Unless only technically necessary cookies are set, a succinct notice in a so-called "cookie banner", which is then only confirmed by clicking on an "OK" button, is not sufficient.

In all cases, you must inform users about any tracking tools used in the privacy policy.

4. What is the likely legal situation for the use of tracking tools?

The European Commission's draft of the new draft of the ePrivacy Regulation is currently still under political discussion. There are opinions on it, among others, from the European Data Protection Committee and the European Data Protection Supervisoramendments of the European Parliament and discussion papers of the Council of the European Union.

It is therefore not clear what the exact wording of the ePrivacy Regulation will be.

In view of the ongoing "data scandals" of recent times, however, data privacy activists in particular are increasingly campaigning to ensure that the ePrivacy Regulation does not fall short of the current level of protection under the ePrivacy Directive and the GDPR.

For example, the European Data Protection Board in a paper published in May 2018 the European Data Protection Board argued that the confidentiality of electronic communications requires special protection, which must go beyond GDPR . Therefore, the legitimate interests of the service provider should no longer be a legal basis for the processing of content and metadata of electronic communications in the future.

If this view holds, tracking tools should only be used with the prior consent of the user (e.g. by means of a checkbox).

III. Why the ePrivacy Regulation is a good thing

Contrary to all prophecies of doom, the ePrivacy Regulation is a sensible and long overdue regulation. After all, we shouldn't just accept the complete monitoring of user behavior simply because it is technically possible.

That's why it's a good thing website operators and service providers must provide clear and transparent information in advance about what data is collected when a website is visited or a service is used, to whom this data is passed and for what purposes. This is the only way website visitors and users can decide whether it's worthwhile for them to visit the site or use the service and to disclose their data.

However, as a website operator, you don't have to bury your head in the sand. As an immediate measure, you should check whether you can base all the services integrated on your website on a legitimate interest or user consent. If not, you should obtain the missing user consents. In addition, you should above all transparently explain your tracking activities in the privacy policy.

As soon as the final text of ePrivacy Regulation is known, you should check above all whether and, if so, from when you need to obtain additional consents. To ensure that you can implement this and everything else required at your leisure, it's worth staying on top of ePrivacy Regulation .

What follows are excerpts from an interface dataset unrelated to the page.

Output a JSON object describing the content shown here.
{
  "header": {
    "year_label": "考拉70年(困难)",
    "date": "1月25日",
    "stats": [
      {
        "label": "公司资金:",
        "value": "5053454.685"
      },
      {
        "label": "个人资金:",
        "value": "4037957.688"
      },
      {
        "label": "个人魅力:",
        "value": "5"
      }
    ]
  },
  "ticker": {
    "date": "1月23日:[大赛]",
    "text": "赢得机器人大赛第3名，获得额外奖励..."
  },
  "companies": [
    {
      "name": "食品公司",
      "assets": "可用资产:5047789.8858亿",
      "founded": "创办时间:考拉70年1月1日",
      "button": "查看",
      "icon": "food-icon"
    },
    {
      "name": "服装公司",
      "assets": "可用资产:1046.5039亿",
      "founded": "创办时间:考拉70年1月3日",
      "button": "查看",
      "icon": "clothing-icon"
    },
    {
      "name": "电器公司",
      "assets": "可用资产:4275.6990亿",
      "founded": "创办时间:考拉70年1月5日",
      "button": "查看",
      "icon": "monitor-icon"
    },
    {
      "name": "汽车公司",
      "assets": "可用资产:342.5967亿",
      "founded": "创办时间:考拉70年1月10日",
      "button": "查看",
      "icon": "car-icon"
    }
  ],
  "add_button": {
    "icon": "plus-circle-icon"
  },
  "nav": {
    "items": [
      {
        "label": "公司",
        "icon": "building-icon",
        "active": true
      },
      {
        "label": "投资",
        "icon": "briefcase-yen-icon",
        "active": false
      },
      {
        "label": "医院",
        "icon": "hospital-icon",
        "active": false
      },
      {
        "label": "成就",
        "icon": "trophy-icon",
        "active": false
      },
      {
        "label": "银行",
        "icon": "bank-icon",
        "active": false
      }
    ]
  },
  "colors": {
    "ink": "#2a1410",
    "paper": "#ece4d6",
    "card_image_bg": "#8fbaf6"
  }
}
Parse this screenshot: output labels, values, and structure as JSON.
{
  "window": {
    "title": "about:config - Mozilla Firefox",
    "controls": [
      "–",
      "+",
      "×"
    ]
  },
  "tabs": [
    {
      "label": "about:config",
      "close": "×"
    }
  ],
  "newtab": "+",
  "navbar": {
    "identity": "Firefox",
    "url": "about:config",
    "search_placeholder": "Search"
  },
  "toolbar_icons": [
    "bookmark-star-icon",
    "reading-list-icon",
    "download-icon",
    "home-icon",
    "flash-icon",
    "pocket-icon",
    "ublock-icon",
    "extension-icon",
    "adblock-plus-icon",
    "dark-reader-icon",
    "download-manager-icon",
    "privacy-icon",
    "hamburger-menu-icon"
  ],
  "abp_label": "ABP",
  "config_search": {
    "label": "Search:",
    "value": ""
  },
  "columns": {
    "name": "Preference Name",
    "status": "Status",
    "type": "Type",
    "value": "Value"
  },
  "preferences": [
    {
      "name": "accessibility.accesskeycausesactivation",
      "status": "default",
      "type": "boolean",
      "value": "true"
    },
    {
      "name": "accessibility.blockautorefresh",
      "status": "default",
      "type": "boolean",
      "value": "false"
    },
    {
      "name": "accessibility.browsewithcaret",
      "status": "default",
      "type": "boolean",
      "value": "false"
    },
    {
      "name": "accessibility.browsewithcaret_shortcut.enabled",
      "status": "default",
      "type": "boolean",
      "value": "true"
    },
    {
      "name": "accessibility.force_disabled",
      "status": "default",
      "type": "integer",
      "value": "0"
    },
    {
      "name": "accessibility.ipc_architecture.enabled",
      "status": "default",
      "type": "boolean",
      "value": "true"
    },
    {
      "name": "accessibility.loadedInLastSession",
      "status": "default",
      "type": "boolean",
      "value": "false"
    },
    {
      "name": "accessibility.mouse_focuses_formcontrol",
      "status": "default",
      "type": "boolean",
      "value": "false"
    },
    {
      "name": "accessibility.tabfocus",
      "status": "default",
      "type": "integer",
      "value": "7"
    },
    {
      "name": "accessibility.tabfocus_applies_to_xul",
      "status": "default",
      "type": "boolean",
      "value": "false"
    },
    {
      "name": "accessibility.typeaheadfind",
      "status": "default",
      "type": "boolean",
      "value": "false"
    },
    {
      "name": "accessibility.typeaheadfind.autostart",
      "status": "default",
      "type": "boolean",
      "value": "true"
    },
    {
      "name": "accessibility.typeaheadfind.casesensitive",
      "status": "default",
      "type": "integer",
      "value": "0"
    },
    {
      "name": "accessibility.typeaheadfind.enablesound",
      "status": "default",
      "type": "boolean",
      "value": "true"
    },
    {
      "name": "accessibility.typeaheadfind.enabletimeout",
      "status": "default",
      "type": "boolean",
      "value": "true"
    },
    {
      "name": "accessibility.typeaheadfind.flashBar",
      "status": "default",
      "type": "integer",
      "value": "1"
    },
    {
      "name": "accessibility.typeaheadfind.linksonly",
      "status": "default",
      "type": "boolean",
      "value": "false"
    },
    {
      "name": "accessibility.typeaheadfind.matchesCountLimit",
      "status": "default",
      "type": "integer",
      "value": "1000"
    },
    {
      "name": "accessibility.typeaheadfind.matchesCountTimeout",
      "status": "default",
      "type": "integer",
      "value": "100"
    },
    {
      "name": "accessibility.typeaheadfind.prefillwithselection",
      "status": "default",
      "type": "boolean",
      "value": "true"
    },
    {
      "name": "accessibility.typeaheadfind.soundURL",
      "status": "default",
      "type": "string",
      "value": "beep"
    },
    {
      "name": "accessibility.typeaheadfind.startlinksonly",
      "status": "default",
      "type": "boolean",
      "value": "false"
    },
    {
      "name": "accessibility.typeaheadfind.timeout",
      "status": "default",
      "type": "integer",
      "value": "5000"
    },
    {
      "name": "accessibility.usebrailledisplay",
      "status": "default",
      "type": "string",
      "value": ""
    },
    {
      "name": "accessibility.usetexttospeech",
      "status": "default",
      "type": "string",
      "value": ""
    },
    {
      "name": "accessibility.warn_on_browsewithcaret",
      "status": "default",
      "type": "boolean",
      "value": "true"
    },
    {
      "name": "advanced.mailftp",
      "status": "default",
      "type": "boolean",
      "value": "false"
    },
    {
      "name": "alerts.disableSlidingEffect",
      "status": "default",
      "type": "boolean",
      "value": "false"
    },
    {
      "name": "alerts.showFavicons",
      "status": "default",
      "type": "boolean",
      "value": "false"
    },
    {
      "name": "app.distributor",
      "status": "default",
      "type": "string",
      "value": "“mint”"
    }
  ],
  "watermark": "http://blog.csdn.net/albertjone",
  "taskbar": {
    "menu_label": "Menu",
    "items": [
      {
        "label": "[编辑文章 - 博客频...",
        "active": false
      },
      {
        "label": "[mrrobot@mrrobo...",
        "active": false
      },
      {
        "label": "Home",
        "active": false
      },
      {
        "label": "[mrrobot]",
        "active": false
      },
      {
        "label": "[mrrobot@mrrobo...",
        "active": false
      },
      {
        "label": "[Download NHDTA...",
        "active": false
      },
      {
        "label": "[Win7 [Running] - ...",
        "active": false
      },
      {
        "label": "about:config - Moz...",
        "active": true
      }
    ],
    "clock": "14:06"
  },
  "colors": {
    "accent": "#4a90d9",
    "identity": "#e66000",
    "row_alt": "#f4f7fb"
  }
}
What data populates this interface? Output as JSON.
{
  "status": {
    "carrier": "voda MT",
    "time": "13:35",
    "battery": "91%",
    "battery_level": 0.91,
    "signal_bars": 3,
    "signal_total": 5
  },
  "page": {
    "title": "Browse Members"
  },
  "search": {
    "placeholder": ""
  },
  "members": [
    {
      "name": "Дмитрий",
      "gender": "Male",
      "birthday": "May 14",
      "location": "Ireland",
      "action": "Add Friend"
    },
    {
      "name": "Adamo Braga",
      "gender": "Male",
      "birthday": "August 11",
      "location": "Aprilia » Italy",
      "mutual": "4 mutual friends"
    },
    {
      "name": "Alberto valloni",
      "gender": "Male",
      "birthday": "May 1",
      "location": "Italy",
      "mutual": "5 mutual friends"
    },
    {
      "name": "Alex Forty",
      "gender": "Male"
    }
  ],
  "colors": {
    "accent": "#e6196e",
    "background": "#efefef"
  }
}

Article image: Scott Webb [Pexels]

Related articles

Comments on this article

Post a comment

Your email address will not be published. Required fields are marked with *.